The reply should be the records repeated exactly, without any images.

Exercise data: Begin

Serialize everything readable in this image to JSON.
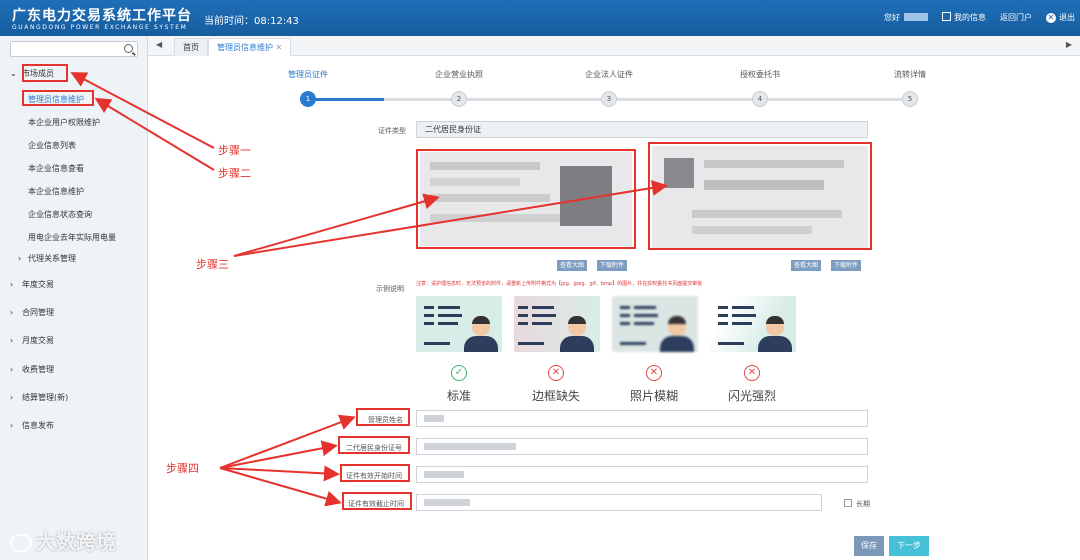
{
  "header": {
    "title": "广东电力交易系统工作平台",
    "subtitle": "GUANGDONG POWER EXCHANGE SYSTEM",
    "time_label": "当前时间：08:12:43",
    "greeting": "您好",
    "my_info": "我的信息",
    "back_portal": "返回门户",
    "logout": "退出"
  },
  "sidebar": {
    "search_placeholder": "",
    "sections": [
      {
        "label": "市场成员",
        "expanded": true
      },
      {
        "label": "年度交易"
      },
      {
        "label": "合同管理"
      },
      {
        "label": "月度交易"
      },
      {
        "label": "收费管理"
      },
      {
        "label": "结算管理(新)"
      },
      {
        "label": "信息发布"
      }
    ],
    "sub_items": [
      "管理员信息维护",
      "本企业用户权限维护",
      "企业信息列表",
      "本企业信息查看",
      "本企业信息维护",
      "企业信息状态查询",
      "用电企业去年实际用电量"
    ],
    "sub_section": "代理关系管理"
  },
  "tabs": {
    "home": "首页",
    "current": "管理员信息维护",
    "close": "✕"
  },
  "steps": [
    {
      "label": "管理员证件",
      "num": "1"
    },
    {
      "label": "企业营业执照",
      "num": "2"
    },
    {
      "label": "企业法人证件",
      "num": "3"
    },
    {
      "label": "授权委托书",
      "num": "4"
    },
    {
      "label": "流转详情",
      "num": "5"
    }
  ],
  "form": {
    "cert_type_label": "证件类型",
    "cert_type_value": "二代居民身份证",
    "view_large": "查看大图",
    "download": "下载附件",
    "example_label": "示例说明",
    "note": "注意：请护理信息时，无法预览的附件，请重新上传附件格式为【jpg、jpeg、gif、bmp】的图片，并在授权委托书页面提交审批",
    "examples": [
      "标准",
      "边框缺失",
      "照片模糊",
      "闪光强烈"
    ],
    "admin_name_label": "管理员姓名",
    "id_number_label": "二代居民身份证号",
    "valid_start_label": "证件有效开始时间",
    "valid_end_label": "证件有效截止时间",
    "long_term": "长期"
  },
  "annotations": {
    "step1": "步骤一",
    "step2": "步骤二",
    "step3": "步骤三",
    "step4": "步骤四"
  },
  "buttons": {
    "save": "保存",
    "next": "下一步"
  },
  "watermark": "大数跨境",
  "colors": {
    "header_blue": "#1a64a8",
    "accent_blue": "#2a7bd0",
    "annotation_red": "#e5322c",
    "ok_green": "#39b36e",
    "save_btn": "#7a98b8",
    "next_btn": "#46c0d6"
  }
}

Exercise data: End

**Reply to the task**:
Serialize everything readable in this image to JSON.
{
  "header": {
    "title": "广东电力交易系统工作平台",
    "subtitle": "GUANGDONG POWER EXCHANGE SYSTEM",
    "time_label": "当前时间：08:12:43",
    "greeting": "您好",
    "my_info": "我的信息",
    "back_portal": "返回门户",
    "logout": "退出"
  },
  "sidebar": {
    "search_placeholder": "",
    "sections": [
      {
        "label": "市场成员",
        "expanded": true
      },
      {
        "label": "年度交易"
      },
      {
        "label": "合同管理"
      },
      {
        "label": "月度交易"
      },
      {
        "label": "收费管理"
      },
      {
        "label": "结算管理(新)"
      },
      {
        "label": "信息发布"
      }
    ],
    "sub_items": [
      "管理员信息维护",
      "本企业用户权限维护",
      "企业信息列表",
      "本企业信息查看",
      "本企业信息维护",
      "企业信息状态查询",
      "用电企业去年实际用电量"
    ],
    "sub_section": "代理关系管理"
  },
  "tabs": {
    "home": "首页",
    "current": "管理员信息维护",
    "close": "✕"
  },
  "steps": [
    {
      "label": "管理员证件",
      "num": "1"
    },
    {
      "label": "企业营业执照",
      "num": "2"
    },
    {
      "label": "企业法人证件",
      "num": "3"
    },
    {
      "label": "授权委托书",
      "num": "4"
    },
    {
      "label": "流转详情",
      "num": "5"
    }
  ],
  "form": {
    "cert_type_label": "证件类型",
    "cert_type_value": "二代居民身份证",
    "view_large": "查看大图",
    "download": "下载附件",
    "example_label": "示例说明",
    "note": "注意：请护理信息时，无法预览的附件，请重新上传附件格式为【jpg、jpeg、gif、bmp】的图片，并在授权委托书页面提交审批",
    "examples": [
      "标准",
      "边框缺失",
      "照片模糊",
      "闪光强烈"
    ],
    "admin_name_label": "管理员姓名",
    "id_number_label": "二代居民身份证号",
    "valid_start_label": "证件有效开始时间",
    "valid_end_label": "证件有效截止时间",
    "long_term": "长期"
  },
  "annotations": {
    "step1": "步骤一",
    "step2": "步骤二",
    "step3": "步骤三",
    "step4": "步骤四"
  },
  "buttons": {
    "save": "保存",
    "next": "下一步"
  },
  "watermark": "大数跨境",
  "colors": {
    "header_blue": "#1a64a8",
    "accent_blue": "#2a7bd0",
    "annotation_red": "#e5322c",
    "ok_green": "#39b36e",
    "save_btn": "#7a98b8",
    "next_btn": "#46c0d6"
  }
}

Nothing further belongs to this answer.